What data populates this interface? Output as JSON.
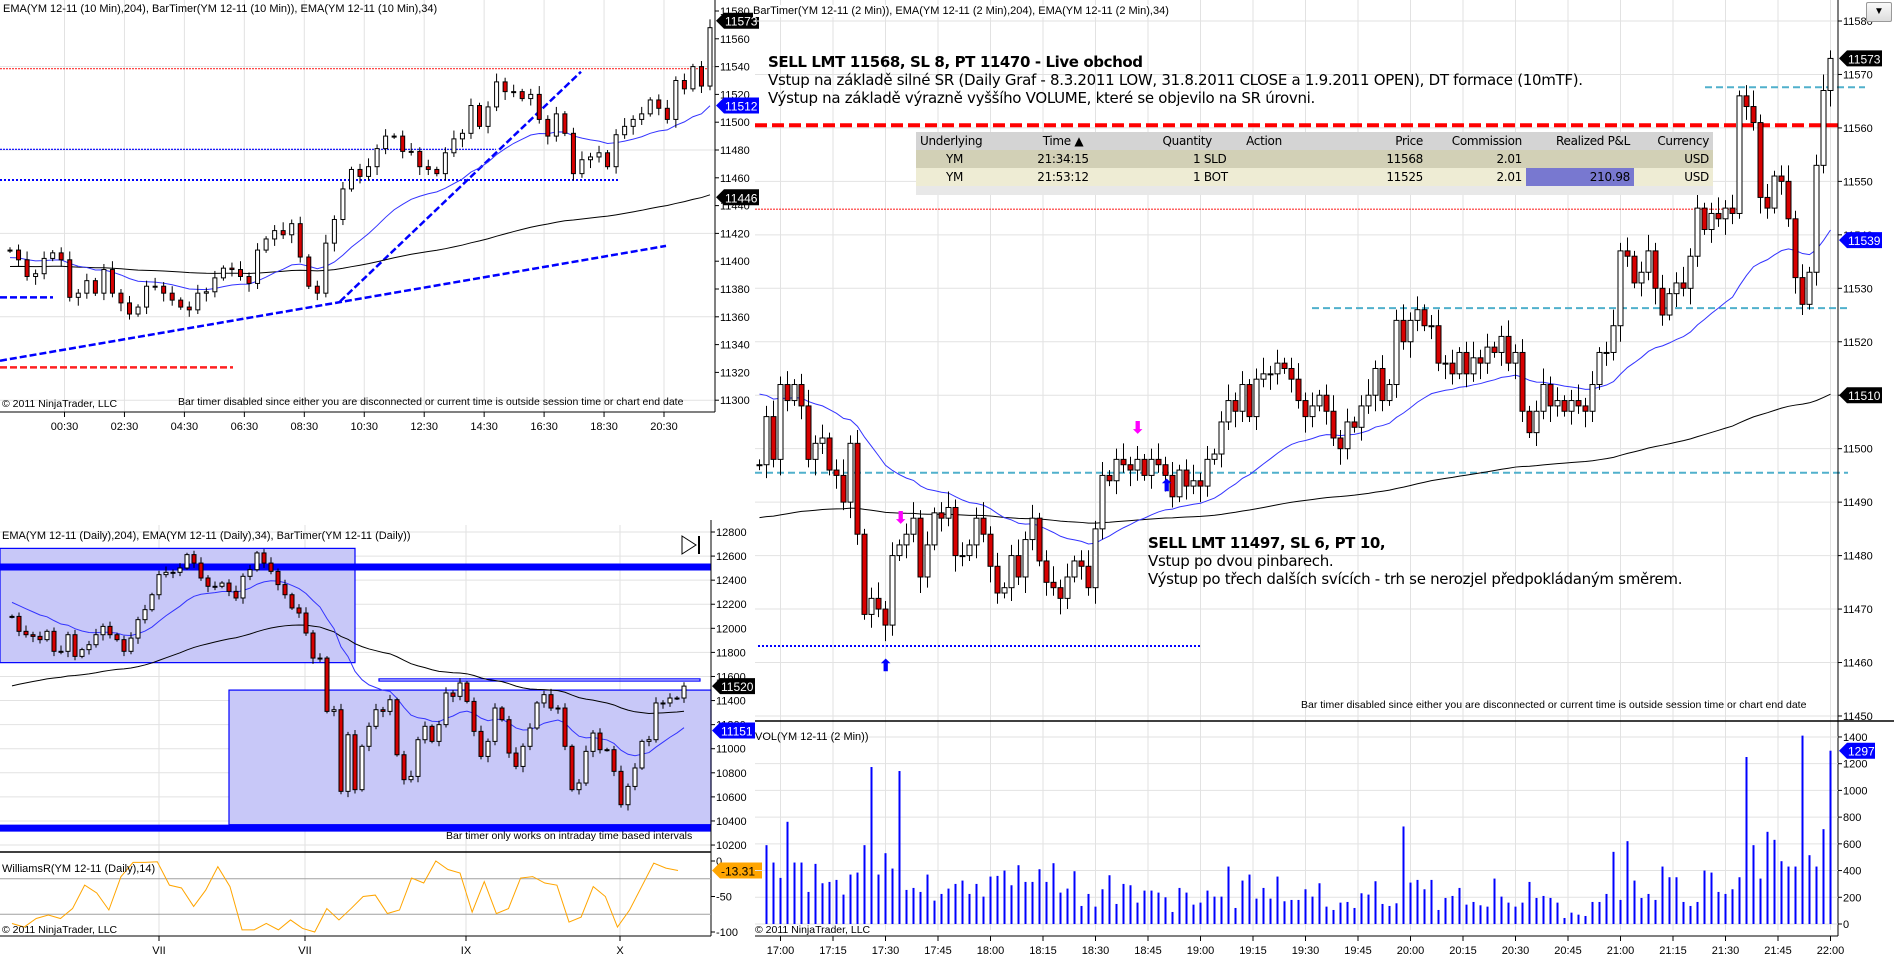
{
  "ui": {
    "menu_button_icon": "▼"
  },
  "annotations": {
    "trade1": {
      "title": "SELL LMT 11568, SL 8, PT 11470 - Live obchod",
      "line1": "Vstup na základě silné SR (Daily Graf - 8.3.2011 LOW, 31.8.2011 CLOSE a 1.9.2011 OPEN), DT formace (10mTF).",
      "line2": "Výstup na základě výrazně vyššího VOLUME, které se objevilo na SR úrovni."
    },
    "trade2": {
      "title": "SELL LMT 11497, SL 6, PT 10,",
      "line1": "Vstup po dvou pinbarech.",
      "line2": "Výstup po třech dalších svících - trh se nerozjel předpokládaným směrem."
    },
    "signals": [
      {
        "type": "sell-signal",
        "glyph": "⬇",
        "color": "#ff00ff"
      },
      {
        "type": "sell-signal",
        "glyph": "⬇",
        "color": "#ff00ff"
      },
      {
        "type": "buy-signal",
        "glyph": "⬆",
        "color": "#0000ff"
      },
      {
        "type": "buy-signal",
        "glyph": "⬆",
        "color": "#0000ff"
      }
    ]
  },
  "trades_table": {
    "headers": [
      "Underlying",
      "Time ▲",
      "Quantity",
      "Action",
      "Price",
      "Commission",
      "Realized P&L",
      "Currency"
    ],
    "rows": [
      [
        "YM",
        "21:34:15",
        "1 SLD",
        "",
        "11568",
        "2.01",
        "",
        "USD"
      ],
      [
        "YM",
        "21:53:12",
        "1 BOT",
        "",
        "11525",
        "2.01",
        "210.98",
        "USD"
      ]
    ]
  },
  "colors": {
    "up": "#ffffff",
    "down": "#d80000",
    "ema_fast": "#3333ff",
    "ema_slow": "#000000",
    "volume": "#0000ff",
    "williams": "#ffa500",
    "rect_fill": "#c8c8f8",
    "rect_stroke": "#0000ff"
  },
  "chart_data": [
    {
      "id": "tenmin",
      "type": "candlestick",
      "title": "EMA(YM 12-11 (10 Min),204), BarTimer(YM 12-11 (10 Min)), EMA(YM 12-11 (10 Min),34)",
      "note": "Bar timer disabled since either you are disconnected or current time is outside session time or chart end date",
      "copyright": "© 2011 NinjaTrader, LLC",
      "ylim": [
        11300,
        11580
      ],
      "y_ticks": [
        11580,
        11560,
        11540,
        11520,
        11500,
        11480,
        11460,
        11440,
        11420,
        11400,
        11380,
        11360,
        11340,
        11320,
        11300
      ],
      "x_ticks": [
        "00:30",
        "02:30",
        "04:30",
        "06:30",
        "08:30",
        "10:30",
        "12:30",
        "14:30",
        "16:30",
        "18:30",
        "20:30"
      ],
      "closes": [
        11408,
        11401,
        11389,
        11391,
        11402,
        11406,
        11401,
        11374,
        11377,
        11386,
        11377,
        11394,
        11377,
        11370,
        11362,
        11367,
        11382,
        11382,
        11377,
        11372,
        11367,
        11365,
        11377,
        11378,
        11388,
        11395,
        11394,
        11389,
        11384,
        11408,
        11416,
        11422,
        11419,
        11427,
        11403,
        11382,
        11377,
        11413,
        11430,
        11452,
        11466,
        11461,
        11468,
        11481,
        11490,
        11490,
        11479,
        11479,
        11468,
        11466,
        11463,
        11478,
        11488,
        11492,
        11512,
        11497,
        11511,
        11529,
        11522,
        11522,
        11517,
        11520,
        11502,
        11490,
        11506,
        11492,
        11463,
        11473,
        11475,
        11478,
        11468,
        11491,
        11497,
        11502,
        11506,
        11516,
        11510,
        11502,
        11530,
        11524,
        11540,
        11526,
        11568
      ],
      "ema_seeds": {
        "fast": 11402,
        "slow": 11396
      },
      "ema_periods": {
        "fast": 34,
        "slow": 204
      },
      "tags": [
        {
          "value": "11573",
          "price": 11573,
          "color": "#000000"
        },
        {
          "value": "11512",
          "price": 11512,
          "color": "#0000ff"
        },
        {
          "value": "11446",
          "price": 11446,
          "color": "#000000"
        }
      ],
      "levels": [
        {
          "price": 11538.5,
          "style": "red-dotted"
        },
        {
          "price": 11480.5,
          "style": "blue-dotted-thin"
        },
        {
          "price": 11458.4,
          "style": "blue-dotted-thick"
        },
        {
          "price": 11374,
          "style": "blue-dashed"
        },
        {
          "price": 11323.6,
          "style": "red-dashed"
        }
      ],
      "trendlines": [
        {
          "from": 11328.4,
          "to": 11411,
          "style": "blue-dashed"
        },
        {
          "from": 11371,
          "to": 11536.3,
          "style": "blue-dashed"
        }
      ]
    },
    {
      "id": "daily",
      "type": "candlestick",
      "title": "EMA(YM 12-11 (Daily),204), EMA(YM 12-11 (Daily),34), BarTimer(YM 12-11 (Daily))",
      "note": "Bar timer only works on intraday time based intervals",
      "ylim": [
        10200,
        12800
      ],
      "y_ticks": [
        12800,
        12600,
        12400,
        12200,
        12000,
        11800,
        11600,
        11400,
        11200,
        11000,
        10800,
        10600,
        10400,
        10200
      ],
      "x_ticks": [
        "VII",
        "VII",
        "IX",
        "X"
      ],
      "closes": [
        12099,
        11975,
        11947,
        11933,
        11906,
        11975,
        11809,
        11809,
        11947,
        11767,
        11823,
        11864,
        11947,
        12016,
        11947,
        11906,
        11809,
        11919,
        12072,
        12155,
        12279,
        12446,
        12465,
        12465,
        12501,
        12612,
        12542,
        12418,
        12349,
        12349,
        12376,
        12307,
        12252,
        12432,
        12487,
        12626,
        12542,
        12473,
        12363,
        12279,
        12169,
        12127,
        11961,
        11753,
        11753,
        11310,
        11324,
        10646,
        11116,
        10660,
        11020,
        11186,
        11324,
        11310,
        11407,
        10950,
        10743,
        10770,
        11075,
        11186,
        11061,
        11200,
        11463,
        11435,
        11546,
        11393,
        11144,
        10936,
        11061,
        11338,
        11241,
        10964,
        10853,
        11020,
        11172,
        11380,
        11449,
        11338,
        11338,
        11020,
        10660,
        10715,
        10978,
        11130,
        10992,
        10992,
        10812,
        10535,
        10687,
        10840,
        11061,
        11075,
        11380,
        11380,
        11421,
        11421,
        11520
      ],
      "ema_seeds": {
        "fast": 12230,
        "slow": 11505
      },
      "ema_periods": {
        "fast": 34,
        "slow": 204
      },
      "tags": [
        {
          "value": "11520",
          "price": 11520,
          "color": "#000000"
        },
        {
          "value": "11151",
          "price": 11151,
          "color": "#0000ff"
        }
      ],
      "levels": [
        {
          "price": 12509,
          "style": "blue-thick"
        },
        {
          "price": 10341,
          "style": "blue-thick"
        }
      ],
      "zones": [
        {
          "top": 12664,
          "bottom": 11715
        },
        {
          "top": 11487,
          "bottom": 10369
        },
        {
          "top": 11580,
          "bottom": 11562
        }
      ]
    },
    {
      "id": "williams",
      "type": "line",
      "title": "WilliamsR(YM 12-11 (Daily),14)",
      "copyright": "© 2011 NinjaTrader, LLC",
      "ylim": [
        -100,
        0
      ],
      "y_ticks": [
        0,
        -50,
        -100
      ],
      "levels": [
        -25,
        -75
      ],
      "values": [
        -88,
        -93,
        -81,
        -76,
        -81,
        -67,
        -34,
        -45,
        -69,
        -22,
        -2,
        -2,
        -1,
        -34,
        -38,
        -64,
        -41,
        -8,
        -36,
        -97,
        -97,
        -88,
        -97,
        -83,
        -95,
        -100,
        -67,
        -83,
        -67,
        -50,
        -48,
        -74,
        -69,
        -24,
        -31,
        0,
        -12,
        -17,
        -72,
        -29,
        -74,
        -67,
        -24,
        -22,
        -31,
        -34,
        -86,
        -79,
        -36,
        -50,
        -93,
        -69,
        -36,
        -3,
        -10,
        -13.31
      ],
      "tag": {
        "value": "-13.31",
        "color": "#ffa500"
      }
    },
    {
      "id": "twomin",
      "type": "candlestick",
      "title": "BarTimer(YM 12-11 (2 Min)), EMA(YM 12-11 (2 Min),204), EMA(YM 12-11 (2 Min),34)",
      "note": "Bar timer disabled since either you are disconnected or current time is outside session time or chart end date",
      "ylim": [
        11450,
        11580
      ],
      "y_ticks": [
        11580,
        11570,
        11560,
        11550,
        11540,
        11530,
        11520,
        11510,
        11500,
        11490,
        11480,
        11470,
        11460,
        11450
      ],
      "x_ticks": [
        "17:00",
        "17:15",
        "17:30",
        "17:45",
        "18:00",
        "18:15",
        "18:30",
        "18:45",
        "19:00",
        "19:15",
        "19:30",
        "19:45",
        "20:00",
        "20:15",
        "20:30",
        "20:45",
        "21:00",
        "21:15",
        "21:30",
        "21:45",
        "22:00"
      ],
      "closes": [
        11497,
        11506,
        11498,
        11512,
        11509,
        11512,
        11508,
        11498,
        11501,
        11502,
        11496,
        11495,
        11490,
        11501,
        11484,
        11469,
        11472,
        11470,
        11467,
        11480,
        11482,
        11484,
        11487,
        11476,
        11482,
        11488,
        11487,
        11489,
        11480,
        11480,
        11482,
        11487,
        11484,
        11478,
        11473,
        11474,
        11480,
        11476,
        11483,
        11487,
        11479,
        11475,
        11474,
        11472,
        11476,
        11479,
        11478,
        11474,
        11485,
        11495,
        11494,
        11498,
        11497,
        11496,
        11498,
        11495,
        11498,
        11497,
        11495,
        11491,
        11496,
        11493,
        11494,
        11493,
        11498,
        11499,
        11505,
        11509,
        11507,
        11512,
        11506,
        11513,
        11514,
        11514,
        11516,
        11515,
        11513,
        11509,
        11506,
        11508,
        11510,
        11507,
        11502,
        11500,
        11505,
        11504,
        11508,
        11510,
        11515,
        11509,
        11512,
        11524,
        11520,
        11524,
        11526,
        11523,
        11523,
        11516,
        11516,
        11514,
        11518,
        11514,
        11517,
        11516,
        11519,
        11518,
        11521,
        11516,
        11518,
        11507,
        11503,
        11507,
        11512,
        11508,
        11509,
        11507,
        11509,
        11508,
        11507,
        11512,
        11518,
        11518,
        11523,
        11537,
        11536,
        11531,
        11533,
        11537,
        11530,
        11525,
        11529,
        11531,
        11530,
        11536,
        11545,
        11541,
        11544,
        11543,
        11545,
        11544,
        11566,
        11564,
        11561,
        11547,
        11545,
        11551,
        11550,
        11543,
        11532,
        11527,
        11533,
        11553,
        11567,
        11573
      ],
      "ema_seeds": {
        "fast": 11511,
        "slow": 11487
      },
      "ema_periods": {
        "fast": 34,
        "slow": 204
      },
      "tags": [
        {
          "value": "11573",
          "price": 11573,
          "color": "#000000"
        },
        {
          "value": "11539",
          "price": 11539,
          "color": "#0000ff"
        },
        {
          "value": "11510",
          "price": 11510,
          "color": "#000000"
        }
      ],
      "levels": [
        {
          "price": 11560.5,
          "style": "red-dashed-thick"
        },
        {
          "price": 11544.8,
          "style": "red-dotted"
        },
        {
          "price": 11567.6,
          "style": "cyan-dashed"
        },
        {
          "price": 11526.3,
          "style": "cyan-dashed"
        },
        {
          "price": 11495.5,
          "style": "cyan-dashed"
        },
        {
          "price": 11463.1,
          "style": "blue-dotted-thick"
        }
      ]
    },
    {
      "id": "volume",
      "type": "bar",
      "title": "VOL(YM 12-11 (2 Min))",
      "copyright": "© 2011 NinjaTrader, LLC",
      "ylim": [
        0,
        1400
      ],
      "y_ticks": [
        1400,
        1200,
        1000,
        800,
        600,
        400,
        200,
        0
      ],
      "values": [
        590,
        460,
        345,
        765,
        460,
        460,
        240,
        450,
        305,
        315,
        330,
        220,
        370,
        385,
        590,
        1175,
        370,
        530,
        415,
        1145,
        255,
        270,
        240,
        370,
        175,
        225,
        265,
        300,
        325,
        225,
        300,
        205,
        355,
        360,
        400,
        290,
        440,
        315,
        315,
        410,
        315,
        455,
        235,
        265,
        395,
        135,
        225,
        130,
        260,
        365,
        150,
        300,
        290,
        160,
        250,
        250,
        235,
        200,
        90,
        270,
        235,
        145,
        160,
        250,
        205,
        205,
        430,
        120,
        325,
        370,
        190,
        270,
        190,
        355,
        170,
        180,
        180,
        260,
        205,
        305,
        130,
        105,
        160,
        165,
        120,
        230,
        220,
        320,
        150,
        135,
        155,
        730,
        310,
        330,
        260,
        330,
        105,
        195,
        210,
        270,
        145,
        165,
        140,
        130,
        340,
        205,
        160,
        130,
        160,
        315,
        195,
        210,
        195,
        160,
        45,
        85,
        70,
        60,
        165,
        165,
        225,
        540,
        180,
        620,
        325,
        195,
        225,
        180,
        430,
        350,
        350,
        165,
        135,
        165,
        400,
        385,
        240,
        225,
        260,
        350,
        1250,
        590,
        340,
        690,
        630,
        470,
        430,
        430,
        1410,
        515,
        430,
        710,
        1297
      ],
      "tag": {
        "value": "1297",
        "color": "#0000ff"
      }
    }
  ]
}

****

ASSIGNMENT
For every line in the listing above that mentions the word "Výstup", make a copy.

RESPONSE TO THE EXERCISE
      "line2": "Výstup na základě výrazně vyššího VOLUME, které se objevilo na SR úrovni."
      "line2": "Výstup po třech dalších svících - trh se nerozjel předpokládaným směrem."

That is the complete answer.